UN data shows more migrants died this year than in the last three years added together crossing the Mediterranean Sea as the International Organisation for Migration says 2014 was the deadliest year for migrants
By: Raziye Akkoc
2014 is the deadliest year for migrants, according to the International Organisation for Migration, with 4,868 people killed in the pursuit of a better life compared to 2,400 deaths in 2013.
As a result, it is not surprising that the number dead or missing in the Mediterranean Sea is more than the numbers for 2011, 2012 and 2013 added up together.
This is a record high for deaths globally and in the Mediterranean,according to the UN Refugee Agency (UNHCR) whose data shows in 2014, 3,400 individuals died or went missing in the Mediterranean Sea compared to 1,500, 500 and more than 600 in 2011, 2012 and 2013 respectively.
How many people leave their home country and take to the seas for another?
The UNHCR said “at least 348,000” have risked their life crossing seas fleeing violence, persecution and poverty since January.
Usually the figures are driven by migration but the UNHCR said “in 2014 the number of asylum seekers involved has grown”.
Since the start of the year, 207,000 people have crossed the Mediterranean, which the UN notes, is “almost three times the previous known high of 70,000 in 2011 when the Libyan civil war was in full swing”.
The chart below shows the arrivals by sea to Europe – and shows that in 2012, only 22,400 arrived in Europe.
The UNHCR also said it was the first time “people from refugee producing countries (mainly Syria and Eritrea) have in 2014 become a major component in this tragic flow, accounting for almost 50 per cent of the total”.
Why has there been such an increase?
According to the UNHCR, Europe is seeing the largest number of sea arrivals mainly due to conflicts in Libya, Ukraine, Syria and Iraq. Carlotta Sami, of the UNHCR, said the rapid rise in arrivals is linked to the rise in “forced displacement” of more than 51m people.
Ms Carlotta said: “The link between the rise in forced displacement to over 51 million people and the increased number of people attempting to find safety in Europe is undeniable and the majority of those rescue at sea and arriving in Europe are fleeing war, violence and persecution.
Another reason for the increase cited by the UNHCR was the crisis unfolding in Syria, Iraq, Central African Republic, South Sudan and “further afield”. A UNHCR spokesman said the high numbers in 2011 related to “when the Arab Spring turmoil was in full swing”.
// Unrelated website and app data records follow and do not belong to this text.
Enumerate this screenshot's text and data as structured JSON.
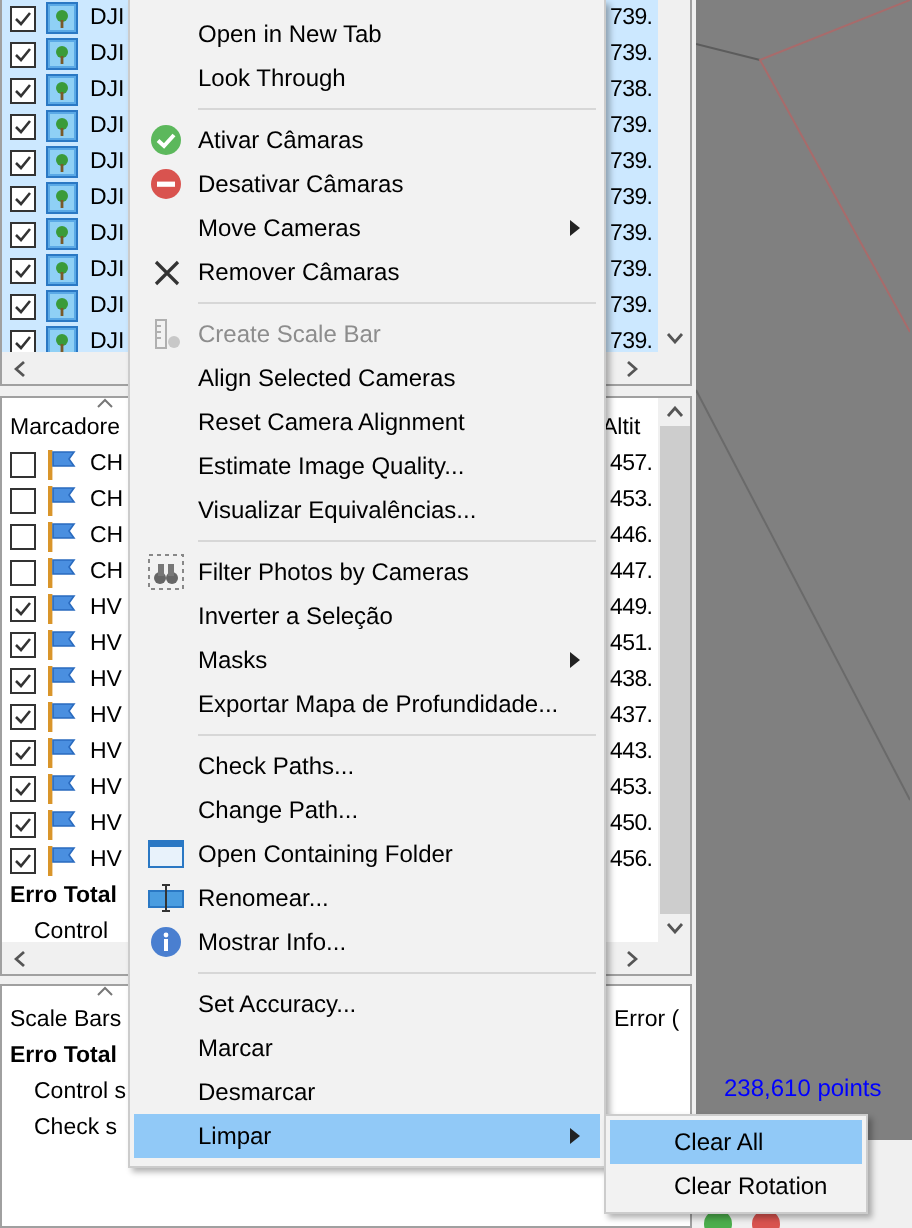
{
  "cameras": {
    "rows": [
      {
        "label": "DJI",
        "value": "739.",
        "checked": true,
        "selected": true
      },
      {
        "label": "DJI",
        "value": "739.",
        "checked": true,
        "selected": true
      },
      {
        "label": "DJI",
        "value": "738.",
        "checked": true,
        "selected": true
      },
      {
        "label": "DJI",
        "value": "739.",
        "checked": true,
        "selected": true
      },
      {
        "label": "DJI",
        "value": "739.",
        "checked": true,
        "selected": true
      },
      {
        "label": "DJI",
        "value": "739.",
        "checked": true,
        "selected": true
      },
      {
        "label": "DJI",
        "value": "739.",
        "checked": true,
        "selected": true
      },
      {
        "label": "DJI",
        "value": "739.",
        "checked": true,
        "selected": true
      },
      {
        "label": "DJI",
        "value": "739.",
        "checked": true,
        "selected": true
      },
      {
        "label": "DJI",
        "value": "739.",
        "checked": true,
        "selected": true
      }
    ]
  },
  "markers": {
    "columns": [
      "Marcadore",
      "Altit"
    ],
    "rows": [
      {
        "label": "CH",
        "value": "457.",
        "checked": false
      },
      {
        "label": "CH",
        "value": "453.",
        "checked": false
      },
      {
        "label": "CH",
        "value": "446.",
        "checked": false
      },
      {
        "label": "CH",
        "value": "447.",
        "checked": false
      },
      {
        "label": "HV",
        "value": "449.",
        "checked": true
      },
      {
        "label": "HV",
        "value": "451.",
        "checked": true
      },
      {
        "label": "HV",
        "value": "438.",
        "checked": true
      },
      {
        "label": "HV",
        "value": "437.",
        "checked": true
      },
      {
        "label": "HV",
        "value": "443.",
        "checked": true
      },
      {
        "label": "HV",
        "value": "453.",
        "checked": true
      },
      {
        "label": "HV",
        "value": "450.",
        "checked": true
      },
      {
        "label": "HV",
        "value": "456.",
        "checked": true
      }
    ],
    "summary": [
      {
        "label": "Erro Total",
        "kind": "total"
      },
      {
        "label": "Control",
        "kind": "item"
      }
    ]
  },
  "scale_bars": {
    "columns": [
      "Scale Bars",
      "Error ("
    ],
    "summary": [
      {
        "label": "Erro Total",
        "kind": "total"
      },
      {
        "label": "Control s",
        "kind": "item"
      },
      {
        "label": "Check s",
        "kind": "item"
      }
    ]
  },
  "viewport": {
    "status": "238,610 points"
  },
  "context_menu": {
    "items": [
      {
        "kind": "item",
        "label": "Open in New Tab",
        "disabled": false,
        "submenu": false,
        "selected": false
      },
      {
        "kind": "item",
        "label": "Look Through",
        "disabled": false,
        "submenu": false,
        "selected": false
      },
      {
        "kind": "separator"
      },
      {
        "kind": "item",
        "label": "Ativar Câmaras",
        "disabled": false,
        "submenu": false,
        "selected": false
      },
      {
        "kind": "item",
        "label": "Desativar Câmaras",
        "disabled": false,
        "submenu": false,
        "selected": false
      },
      {
        "kind": "item",
        "label": "Move Cameras",
        "disabled": false,
        "submenu": true,
        "selected": false
      },
      {
        "kind": "item",
        "label": "Remover Câmaras",
        "disabled": false,
        "submenu": false,
        "selected": false
      },
      {
        "kind": "separator"
      },
      {
        "kind": "item",
        "label": "Create Scale Bar",
        "disabled": true,
        "submenu": false,
        "selected": false
      },
      {
        "kind": "item",
        "label": "Align Selected Cameras",
        "disabled": false,
        "submenu": false,
        "selected": false
      },
      {
        "kind": "item",
        "label": "Reset Camera Alignment",
        "disabled": false,
        "submenu": false,
        "selected": false
      },
      {
        "kind": "item",
        "label": "Estimate Image Quality...",
        "disabled": false,
        "submenu": false,
        "selected": false
      },
      {
        "kind": "item",
        "label": "Visualizar Equivalências...",
        "disabled": false,
        "submenu": false,
        "selected": false
      },
      {
        "kind": "separator"
      },
      {
        "kind": "item",
        "label": "Filter Photos by Cameras",
        "disabled": false,
        "submenu": false,
        "selected": false
      },
      {
        "kind": "item",
        "label": "Inverter a Seleção",
        "disabled": false,
        "submenu": false,
        "selected": false
      },
      {
        "kind": "item",
        "label": "Masks",
        "disabled": false,
        "submenu": true,
        "selected": false
      },
      {
        "kind": "item",
        "label": "Exportar Mapa de Profundidade...",
        "disabled": false,
        "submenu": false,
        "selected": false
      },
      {
        "kind": "separator"
      },
      {
        "kind": "item",
        "label": "Check Paths...",
        "disabled": false,
        "submenu": false,
        "selected": false
      },
      {
        "kind": "item",
        "label": "Change Path...",
        "disabled": false,
        "submenu": false,
        "selected": false
      },
      {
        "kind": "item",
        "label": "Open Containing Folder",
        "disabled": false,
        "submenu": false,
        "selected": false
      },
      {
        "kind": "item",
        "label": "Renomear...",
        "disabled": false,
        "submenu": false,
        "selected": false
      },
      {
        "kind": "item",
        "label": "Mostrar Info...",
        "disabled": false,
        "submenu": false,
        "selected": false
      },
      {
        "kind": "separator"
      },
      {
        "kind": "item",
        "label": "Set Accuracy...",
        "disabled": false,
        "submenu": false,
        "selected": false
      },
      {
        "kind": "item",
        "label": "Marcar",
        "disabled": false,
        "submenu": false,
        "selected": false
      },
      {
        "kind": "item",
        "label": "Desmarcar",
        "disabled": false,
        "submenu": false,
        "selected": false
      },
      {
        "kind": "item",
        "label": "Limpar",
        "disabled": false,
        "submenu": true,
        "selected": true
      }
    ]
  },
  "submenu": {
    "items": [
      {
        "label": "Clear All",
        "selected": true
      },
      {
        "label": "Clear Rotation",
        "selected": false
      }
    ]
  }
}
What are the sea routes migrants use?
It is not just the Mediterranean Sea where migrants risk their lives, the UN notes three other major sea routes and how many individuals have used the crossings in 2014.
QuoteIn the Horn of Africa region 82,680 people crossed the Gulf of Aden and Red Sea between January 1 and the end of November en route mainly from Ethiopia and Somalia to Yemen or onwards to Saudi Arabia and the countries of the Persian Gulf.
In south east Asia, it is estimated that 54,000 people have undertaken sea crossings so far in 2014, most of them departing from Bangladesh or Myanmar and heading to Thailand, Malaysia, or Indonesia.
In the Caribbean, at least 4,775 people are known to have taken to boats between January 1 and December 1 this year, hoping to flee poverty or in search of asylum.”
The chart below shows where the most arrivals to Europe come from and again shows a dip in 2012 before an increase in 2013. Italy is the country where the most migrants – from North Africa, Turkey and Greece – come to Europe.
How many migrants die trying to cross the Mediterranean and worldwide?
In 2014, 3,400 people attempting to enter Europe via Italy and other European countries died or went missing in the Mediterranean Sea. As previously mentioned, this is more than double the figure in 2011 and makes up the majority of the worldwide figure of 4,272 figure, making it the “deadliest” route, according to the UNHCR.
It is important to note this data is based on estimates and the real figure could be higher.
In south east Asia, 540 people have died attempting to cross the Bay of Bengal, while 242 died trying to cross the Red Sea and Gulf Aden. In the Caribbean, the UNHCR said the number reported missing or dead is 71.
How does the UNHCR believe the deaths can be avoided?
António Guterres, UN High Commissioner for Refugees, said the problem would only be solved if the real root causes behind the increased migration numbers were addressed.
“This means looking at why people are fleeing, what prevents them from seeking asylum by safer means, and what can be done to crack down on the criminal networks who prosper from this, while at the same time protecting their victims,” he explained.
The commissioner also attacked governments for considering “keeping foreigners out as being a higher priority than upholding asylum”.
The UNHCR spokesman told the Telegraph that the issue can only be tackled with closer cooperation between states of origin, transit and destination.
“Critical to reducing loss of life at sea [is] addressing the drivers of dangerous sea journeys, as well as ensuring that responses by states upon arrival and disembarkation uphold human rights and dignity, and address[ing] specific needs for protection of migrants, asylum-seekers and refugees,” he added.